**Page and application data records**
____________
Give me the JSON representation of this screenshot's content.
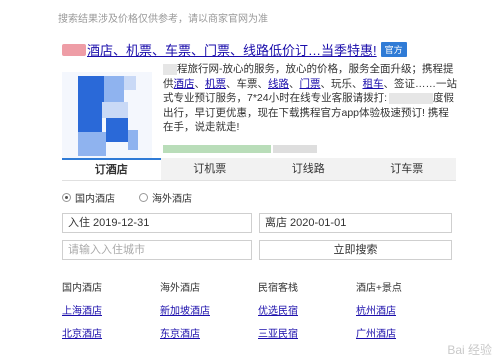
{
  "disclaimer": "搜索结果涉及价格仅供参考，请以商家官网为准",
  "result": {
    "title": "酒店、机票、车票、门票、线路低价订…当季特惠!",
    "official_badge": "官方",
    "description": {
      "part1": "程旅行网-放心的服务，放心的价格，服务全面升级；携程提供",
      "links": [
        "酒店",
        "机票",
        "线路",
        "门票",
        "租车"
      ],
      "sep_car": "、车票、",
      "sep_play": "、玩乐、",
      "sep_visa": "、签证……一站式专业预订服务，7*24小时在线专业客服请拨打:",
      "part2": "度假出行，早订更优惠，现在下载携程官方app体验极速预订! 携程在手，说走就走!",
      "comma": "、"
    },
    "logo_colors": [
      "#2a69d8",
      "#8fb3ef",
      "#c9d9f6"
    ]
  },
  "tabs": [
    {
      "label": "订酒店",
      "active": true
    },
    {
      "label": "订机票",
      "active": false
    },
    {
      "label": "订线路",
      "active": false
    },
    {
      "label": "订车票",
      "active": false
    }
  ],
  "radio": {
    "domestic": "国内酒店",
    "overseas": "海外酒店"
  },
  "form": {
    "checkin": "入住 2019-12-31",
    "checkout": "离店 2020-01-01",
    "city_placeholder": "请输入入住城市",
    "search": "立即搜索"
  },
  "links": {
    "headers": [
      "国内酒店",
      "海外酒店",
      "民宿客栈",
      "酒店+景点"
    ],
    "rows": [
      [
        "上海酒店",
        "新加坡酒店",
        "优选民宿",
        "杭州酒店"
      ],
      [
        "北京酒店",
        "东京酒店",
        "三亚民宿",
        "广州酒店"
      ]
    ]
  },
  "watermark": "Bai 经验"
}
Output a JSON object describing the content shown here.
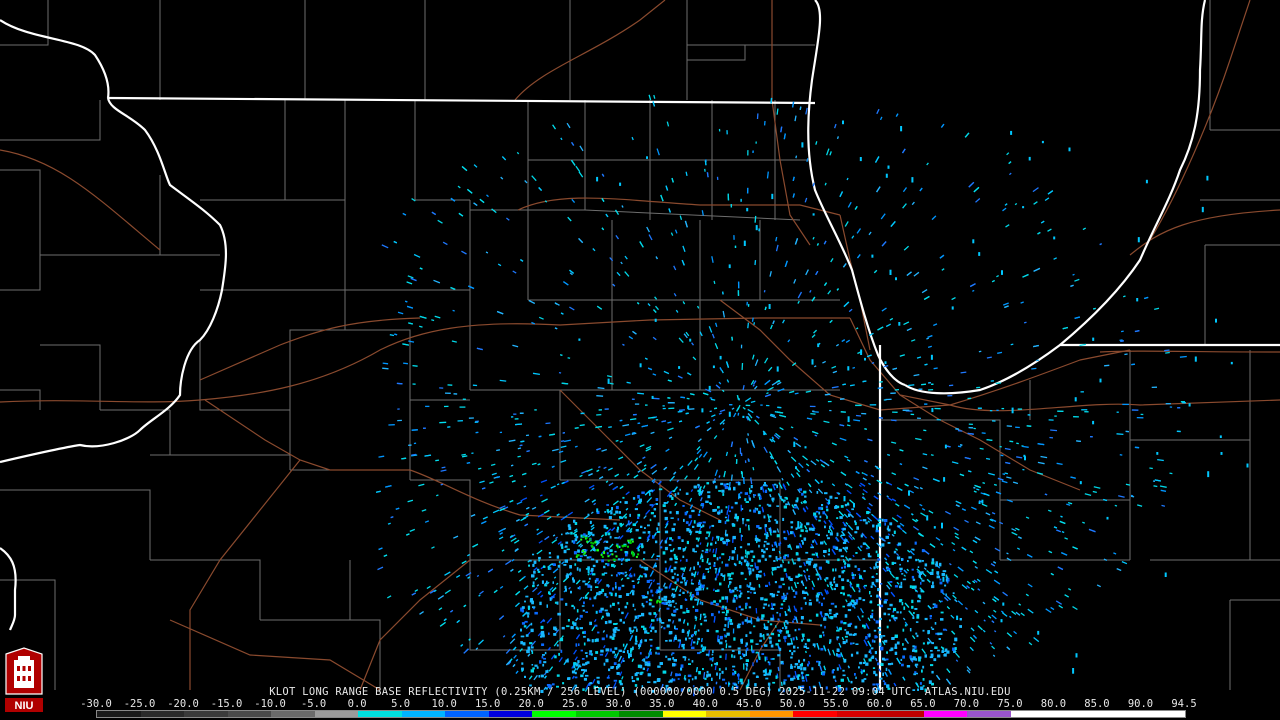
{
  "product_line": "KLOT LONG RANGE BASE REFLECTIVITY (0.25KM / 256 LEVEL) (000000/0000 0.5 DEG) 2025-11-22 09:04 UTC  ATLAS.NIU.EDU",
  "logo_text": "NIU",
  "scale": {
    "labels": [
      "-30.0",
      "-25.0",
      "-20.0",
      "-15.0",
      "-10.0",
      "-5.0",
      "0.0",
      "5.0",
      "10.0",
      "15.0",
      "20.0",
      "25.0",
      "30.0",
      "35.0",
      "40.0",
      "45.0",
      "50.0",
      "55.0",
      "60.0",
      "65.0",
      "70.0",
      "75.0",
      "80.0",
      "85.0",
      "90.0",
      "94.5"
    ],
    "colors": [
      "#1a1a1a",
      "#2a2a2a",
      "#3a3a3a",
      "#4a4a4a",
      "#6a6a6a",
      "#9a9a9a",
      "#00e0e0",
      "#00b4ff",
      "#0064ff",
      "#0000e0",
      "#00ff00",
      "#00c800",
      "#008c00",
      "#ffff00",
      "#e6be00",
      "#ff9600",
      "#ff0000",
      "#d60000",
      "#c00000",
      "#ff00ff",
      "#9955cc",
      "#ffffff",
      "#ffffff",
      "#ffffff",
      "#ffffff"
    ]
  },
  "radar": {
    "site": "KLOT",
    "dominant_dbz_range": [
      0,
      15
    ],
    "green_echoes_present": true
  }
}
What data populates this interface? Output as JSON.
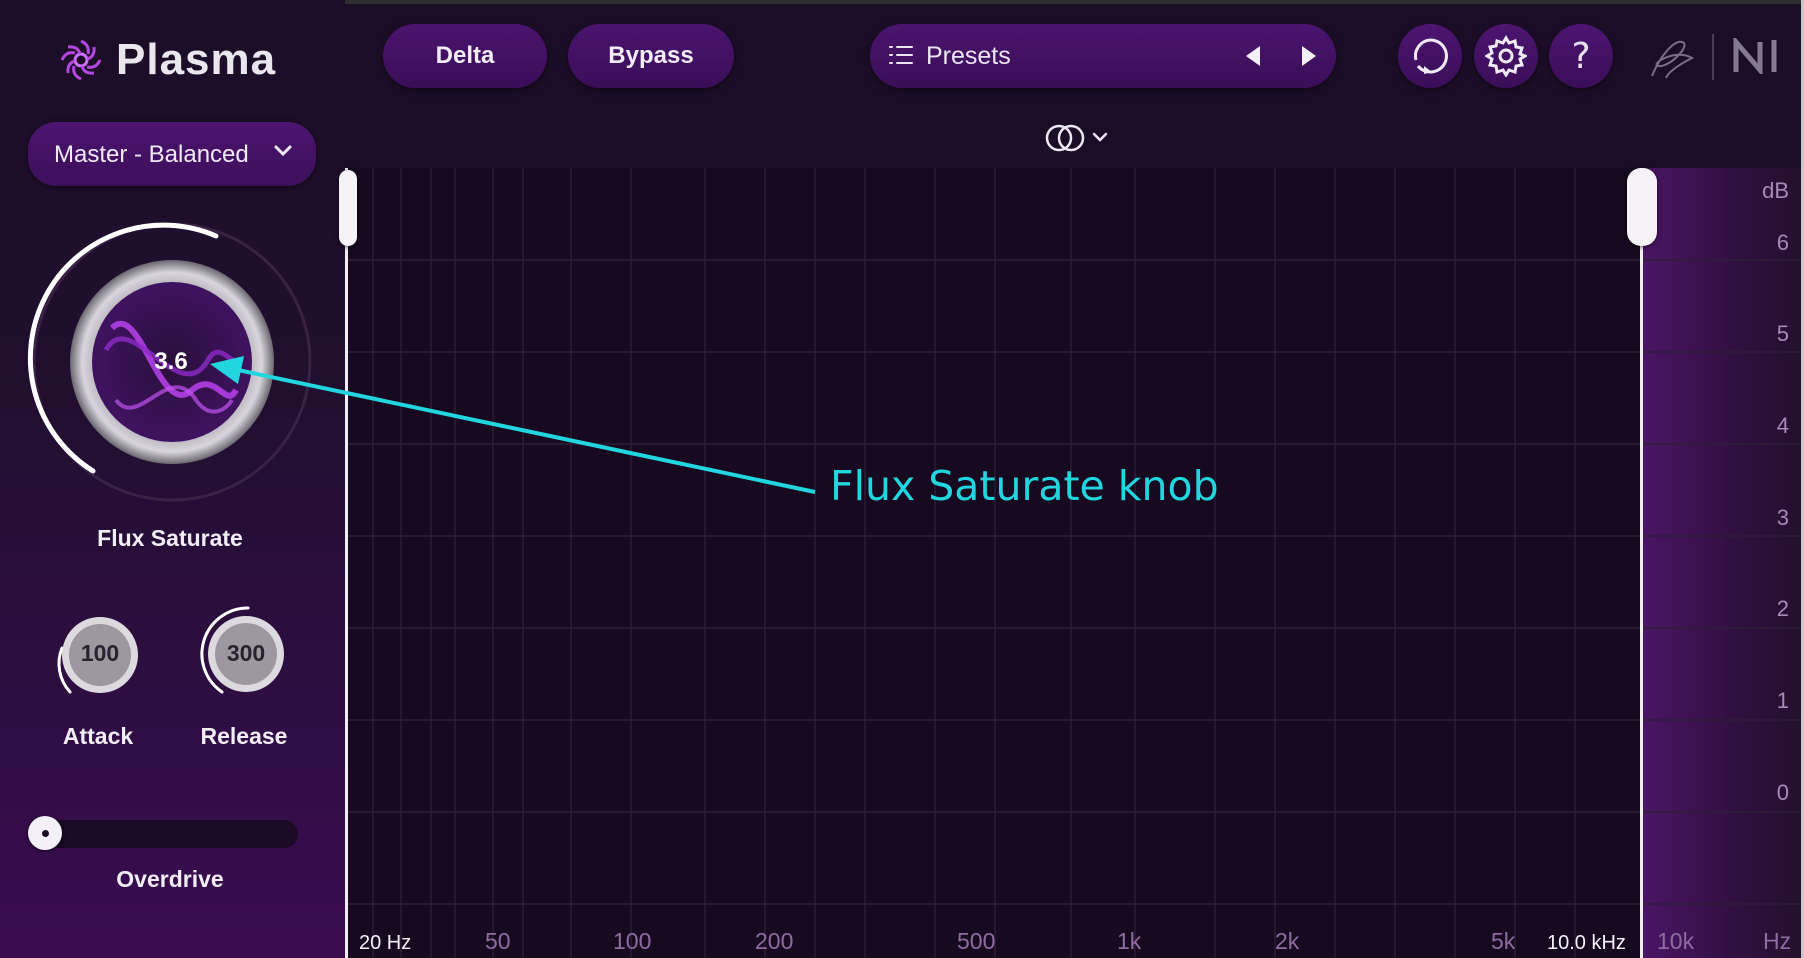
{
  "app": {
    "name": "Plasma"
  },
  "header": {
    "delta_label": "Delta",
    "bypass_label": "Bypass",
    "presets_label": "Presets",
    "help_glyph": "?"
  },
  "sidebar": {
    "preset_dropdown": "Master - Balanced",
    "flux": {
      "value": "3.6",
      "label": "Flux Saturate"
    },
    "attack": {
      "value": "100",
      "label": "Attack"
    },
    "release": {
      "value": "300",
      "label": "Release"
    },
    "overdrive": {
      "label": "Overdrive"
    }
  },
  "graph": {
    "db_unit": "dB",
    "db_ticks": [
      "6",
      "5",
      "4",
      "3",
      "2",
      "1",
      "0"
    ],
    "hz_ticks": [
      "50",
      "100",
      "200",
      "500",
      "1k",
      "2k",
      "5k",
      "10k"
    ],
    "hz_start": "20 Hz",
    "hz_cursor": "10.0 kHz",
    "hz_unit": "Hz"
  },
  "annotation": {
    "text": "Flux Saturate knob"
  },
  "colors": {
    "accent": "#4a146e",
    "annotation": "#22d6e0",
    "background": "#1b0d26"
  }
}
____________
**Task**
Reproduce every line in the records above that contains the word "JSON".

**Solution to this task**
Give me the JSON representation of this screenshot's content.
Output a JSON object describing the content shown here.
What data populates this interface? Output as JSON.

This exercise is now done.